Following the tragedy that was Grenfell, the Government has conducted a review of fire safety measures, as well as holding the Enquiry that investigated the fire, its causes and outcomes. Out of that review, the Government announced a series of housing measures, and one prohibition plays a significant role for property owners and home builders.
Combustible cladding is now banned for all high-rising buildings above 18m (60ft) that contain flats. The ban also applies to hospitals, residential care premises and student accommodations. This move has been awaited by many since the Grenfell Tower fire in 2017 and will no doubt be viewed as a welcome result. The cladding believed to have been used on Grenfell Tower was unlawful under previous building regulations and should not have been used. The Government now hope this ban can provide certainty to concerned residents and to the construction industry about which materials can and cannot be used on high-rise residential buildings.

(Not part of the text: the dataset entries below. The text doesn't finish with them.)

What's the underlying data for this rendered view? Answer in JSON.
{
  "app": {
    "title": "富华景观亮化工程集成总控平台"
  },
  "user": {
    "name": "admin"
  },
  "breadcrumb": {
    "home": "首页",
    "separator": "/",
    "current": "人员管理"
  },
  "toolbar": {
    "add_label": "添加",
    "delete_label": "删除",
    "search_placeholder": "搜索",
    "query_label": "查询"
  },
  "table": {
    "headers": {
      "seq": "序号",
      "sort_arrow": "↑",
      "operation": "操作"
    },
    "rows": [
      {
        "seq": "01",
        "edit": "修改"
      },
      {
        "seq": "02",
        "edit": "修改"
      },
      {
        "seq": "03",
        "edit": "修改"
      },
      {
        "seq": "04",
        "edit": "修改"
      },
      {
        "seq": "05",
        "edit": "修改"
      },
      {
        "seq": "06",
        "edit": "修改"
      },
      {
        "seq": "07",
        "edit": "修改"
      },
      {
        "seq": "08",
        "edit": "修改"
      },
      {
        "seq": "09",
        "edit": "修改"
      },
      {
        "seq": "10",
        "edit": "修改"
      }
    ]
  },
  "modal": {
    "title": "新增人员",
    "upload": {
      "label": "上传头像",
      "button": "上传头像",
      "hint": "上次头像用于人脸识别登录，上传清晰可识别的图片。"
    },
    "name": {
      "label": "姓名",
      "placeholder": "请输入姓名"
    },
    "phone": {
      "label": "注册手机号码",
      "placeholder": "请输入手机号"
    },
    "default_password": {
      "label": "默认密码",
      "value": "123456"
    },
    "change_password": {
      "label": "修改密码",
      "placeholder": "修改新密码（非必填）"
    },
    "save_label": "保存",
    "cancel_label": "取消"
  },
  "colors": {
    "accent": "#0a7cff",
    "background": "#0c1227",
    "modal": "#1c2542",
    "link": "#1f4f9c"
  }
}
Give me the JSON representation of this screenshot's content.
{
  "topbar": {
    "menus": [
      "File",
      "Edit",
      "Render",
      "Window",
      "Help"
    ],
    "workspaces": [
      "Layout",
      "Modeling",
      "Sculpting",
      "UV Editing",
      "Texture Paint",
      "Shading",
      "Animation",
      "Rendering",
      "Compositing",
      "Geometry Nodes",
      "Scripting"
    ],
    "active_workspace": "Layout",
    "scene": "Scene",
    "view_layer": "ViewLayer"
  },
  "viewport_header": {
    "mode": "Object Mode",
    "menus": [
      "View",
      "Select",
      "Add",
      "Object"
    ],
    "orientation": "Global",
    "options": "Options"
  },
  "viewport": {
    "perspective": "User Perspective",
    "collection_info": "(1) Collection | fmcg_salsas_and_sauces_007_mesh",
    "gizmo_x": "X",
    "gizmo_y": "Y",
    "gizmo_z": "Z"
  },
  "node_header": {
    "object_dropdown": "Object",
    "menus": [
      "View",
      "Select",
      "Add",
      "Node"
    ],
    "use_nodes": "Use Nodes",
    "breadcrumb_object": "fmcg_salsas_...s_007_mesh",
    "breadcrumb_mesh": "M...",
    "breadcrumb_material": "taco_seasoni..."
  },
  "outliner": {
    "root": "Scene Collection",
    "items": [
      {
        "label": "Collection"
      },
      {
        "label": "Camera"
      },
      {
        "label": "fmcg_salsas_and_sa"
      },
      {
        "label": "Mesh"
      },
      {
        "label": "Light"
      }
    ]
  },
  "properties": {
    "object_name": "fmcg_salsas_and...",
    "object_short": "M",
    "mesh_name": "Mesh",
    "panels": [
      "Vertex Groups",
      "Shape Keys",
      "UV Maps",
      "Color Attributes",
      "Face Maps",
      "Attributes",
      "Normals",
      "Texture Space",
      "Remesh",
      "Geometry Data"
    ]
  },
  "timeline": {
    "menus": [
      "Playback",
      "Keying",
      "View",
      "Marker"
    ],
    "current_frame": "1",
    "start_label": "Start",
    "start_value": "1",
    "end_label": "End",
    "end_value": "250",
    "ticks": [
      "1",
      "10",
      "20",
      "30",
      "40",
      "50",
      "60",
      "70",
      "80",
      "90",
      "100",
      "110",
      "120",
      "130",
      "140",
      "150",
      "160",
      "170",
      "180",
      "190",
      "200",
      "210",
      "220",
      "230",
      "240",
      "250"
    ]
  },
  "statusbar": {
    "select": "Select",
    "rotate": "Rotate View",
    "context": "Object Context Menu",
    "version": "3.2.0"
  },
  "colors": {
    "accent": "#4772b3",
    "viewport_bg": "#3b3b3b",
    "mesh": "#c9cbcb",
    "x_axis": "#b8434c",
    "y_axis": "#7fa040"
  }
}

This ban covers all combustible materials on new buildings and includes cladding as well. It will not be applied retrospectively where materials have already been fitted. It could be argued that the ban does not go far enough, as is the safety of those living in existing buildings not as valued as those living in buildings which do have such combustible materials in/on them? What will happen to those buildings? Will they become a pariah of the property world – unable to be let and to be sold or only at a low value? Unable to be insured or charged? If renovation works are done to remove those materials who will pay? Can the property owner re-charge the cost to its tenants? Will the property owner have to bear the cost itself and, if it does, how will it fund those costs? Many questions that will no doubt come to light and which will probably be answered over time.
Previously all insulation and filler materials for cladding on high-rise buildings had to be of ‘limited combustibility’. Now, however, the ban will limit materials that can be used to those products which achieve a European classification of Class A1 or A2. The ban will be policed through the building regulation system, so will become an integral part of the build and sign off process. Policing the matter in this way should enable direct comfort and visibility to be given to the end user of the property, so perhaps putting value and the ability to sell, let and charge a property back into the running.
The ban is estimated to cost the market between £7.5 million to £11 million annually. Regardless of the financial cost, it can no doubt be agreed to be justified on a moral on emotional level so as achieve a regime that is clear, effective and above all, safe.
If you have any questions or would like to discuss any of the issues raised in this blog, please feel free to contact Aranja Pillai, a solicitor within our Commercial Property Team. Aranja is contactable by telephone on 01737 854 527 or by email on [email protected]
Although correct at the time of publication, the contents of this newsletter/blog are intended for general information purposes only and shall not be deemed to be, or constitute, legal advice. We cannot accept responsibility for any loss as a result of acts or omissions taken in respect of this article. Please contact us for the latest legal position.